5 мин.
america’s new business model

HIS inauguration is still six weeks away but Donald Trump has already sent shock waves through American business. Chief executives—and their companies’ shareholders—are giddy at the president-elect’s promises to slash burdensome regulation, cut taxes and boost the economy with infrastructure spending. Blue-collar workers are cock-a-hoop at his willingness to bully firms into saving their jobs. In the past few weeks, Mr Trump has lambasted Apple for not producing more bits of its iPhone in America; harangued Ford about plans to move production of its Lincoln sports-utility vehicles; and lashed out at Boeing, not long after the firm’s chief executive had mused publicly about the risks of a protectionist trade policy. Most dramatically, Mr Trump bribed and cajoled Carrier, a maker of air-conditioning units in Indiana, to change its plans and keep…

3 мин.
the freedom to dress modestly

ANGELA MERKEL, Germany’s chancellor, is often seen as the West’s last best defender of the liberal order against a tide of populism. She is likely to win reelection next autumn, but faces a challenge from the anti-immigrant Alternative for Germany. So Mrs Merkel needs to buck up her own party, the centre-right Christian Democratic Union, which is disillusioned with the “welcome culture” for refugees that she has promoted. Speaking to party delegates on December 6th, Mrs Merkel promised that the events of 2015, when 890,000 refugees claimed asylum in Germany, “can, shall and must not be repeated”. She vaunted her government’s European values of sexual equality and religious tolerance. And, in a line that drew long applause, she added that “the full veil is not appropriate for us, and should…

4 мин.
salvaging the wreckage

ITALY’S outgoing prime minister goes by the name of Il Rottamatore, or “Demolition Man”. By gambling on a deeply flawed constitutional referendum, which he lost by a humiliating 20-point margin on December 4th, Matteo Renzi now risks wrecking Italy’s fragile politics and economy. Many see his defeat as yet another eruption of populism, after the Brexit vote and the election of Donald Trump. Granted, anti-establishment parties spearheaded the No camp. But many Italians rightly rejected Mr Renzi’s amendment to protect existing democratic norms, not to smash them. This newspaper supported a No vote. We thought Mr Renzi’s attempt to emasculate the powerful Senate, combined with a lopsided electoral law for the Chamber of Deputies, would have concentrated too much power in the hands of the prime minister—who, coincidentally, is one Matteo Renzi.…

3 мин.
homework for all

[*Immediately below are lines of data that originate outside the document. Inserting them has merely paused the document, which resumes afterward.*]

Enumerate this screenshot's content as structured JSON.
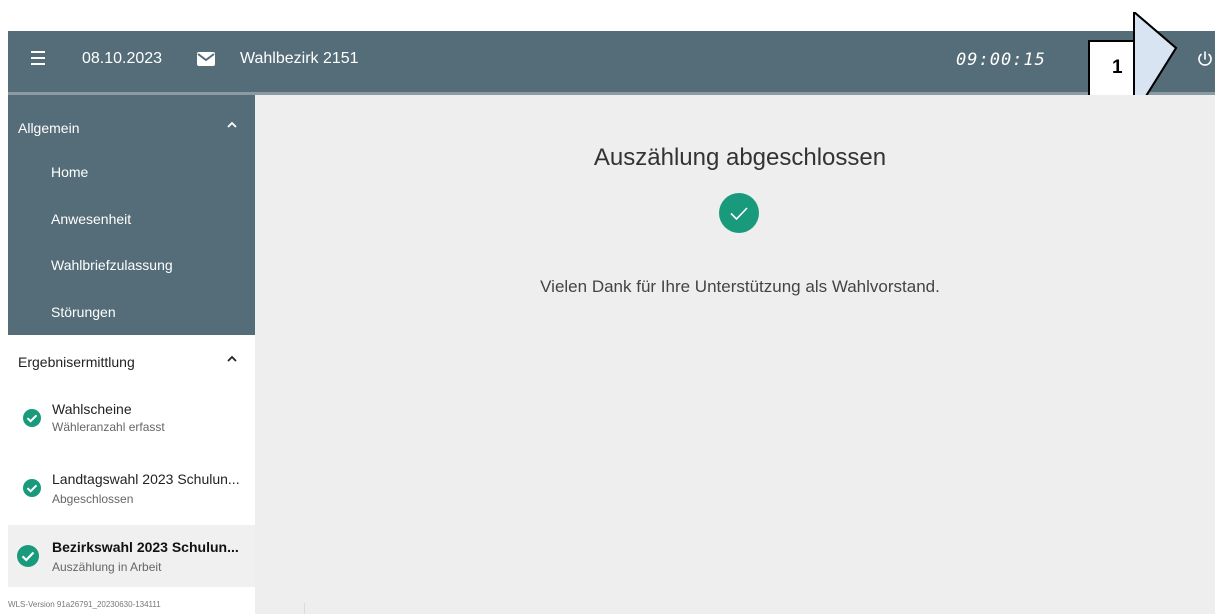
{
  "topbar": {
    "date": "08.10.2023",
    "district": "Wahlbezirk 2151",
    "clock": "09:00:15",
    "icons": [
      "menu-icon",
      "mail-icon",
      "power-icon"
    ]
  },
  "callout": {
    "label": "1"
  },
  "sidebar": {
    "group1": {
      "label": "Allgemein",
      "items": [
        "Home",
        "Anwesenheit",
        "Wahlbriefzulassung",
        "Störungen"
      ]
    },
    "group2": {
      "label": "Ergebnisermittlung",
      "steps": [
        {
          "title": "Wahlscheine",
          "subtitle": "Wähleranzahl erfasst"
        },
        {
          "title": "Landtagswahl 2023 Schulun...",
          "subtitle": "Abgeschlossen"
        },
        {
          "title": "Bezirkswahl 2023 Schulun...",
          "subtitle": "Auszählung in Arbeit"
        }
      ]
    },
    "version": "WLS-Version 91a26791_20230630-134111"
  },
  "main": {
    "headline": "Auszählung abgeschlossen",
    "message": "Vielen Dank für Ihre Unterstützung als Wahlvorstand."
  },
  "colors": {
    "topbar": "#556d78",
    "accent": "#1a9a7c",
    "main_bg": "#eeeeee"
  }
}
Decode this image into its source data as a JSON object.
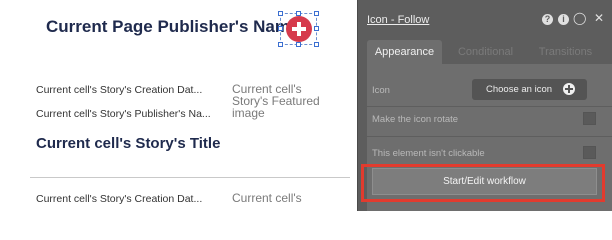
{
  "canvas": {
    "page_title": "Current Page Publisher's Name",
    "cell_creation_date": "Current cell's Story's Creation Dat...",
    "cell_publisher_name": "Current cell's Story's Publisher's Na...",
    "featured_image": "Current cell's Story's Featured image",
    "story_title": "Current cell's Story's Title",
    "cell_creation_date_2": "Current cell's Story's Creation Dat...",
    "featured_image_2": "Current cell's"
  },
  "panel": {
    "title": "Icon - Follow",
    "tabs": [
      {
        "label": "Appearance",
        "active": true
      },
      {
        "label": "Conditional",
        "active": false
      },
      {
        "label": "Transitions",
        "active": false
      }
    ],
    "icon_label": "Icon",
    "choose_icon_button": "Choose an icon",
    "make_rotate_label": "Make the icon rotate",
    "not_clickable_label": "This element isn't clickable",
    "workflow_button": "Start/Edit workflow",
    "icons": [
      "help-icon",
      "info-icon",
      "comment-icon",
      "close-icon"
    ],
    "highlight_color": "#e23b2e",
    "panel_color": "#5d5d5d"
  }
}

IT IS easy to be cynical about school-test results, particularly when you are grading the performance of something as complex as a country’s education system. Undaunted, every three years the Programme for International Student Assessment (PISA), which is run by the OECD club of mainly rich countries, tests more than half a million 15-year-olds in three subjects—maths, reading and science—to give a snapshot of national school-policies. The latest results were published on December 6th and again show stellar achievement in East Asia. Singaporean pupils are roughly three years ahead of American ones in maths (see page 52). Some argue that differences in national scores are a result of parenting and innate culture, and therefore that policymakers can do little to improve pupils’ performance. Last week one wag argued that the lesson…

3 мин.
shape up

A MOOD of excitement has gripped the oil industry since OPEC, a cartel of producers, resorted last month to its old trick of rigging the market to shore up prices. After two years of crisis, firms at last scent an end to cheap oil. Bankers are again throwing money at North American oil companies to drill in onshore shale beds, pushing junk-bond yields to their lowest levels since 2014. On December 5th and 7th respectively, Mexico and Iran struck potential deals with some of the world’s biggest oil firms to develop vast prospective oilfields. The animal spirits are understandable. During most of the industry’s history, from the days of the Rockefellers, to the post-war dominance of the Seven Sisters, to OPEC since the 1960s, cartel-like behaviour has always ended up underpinning…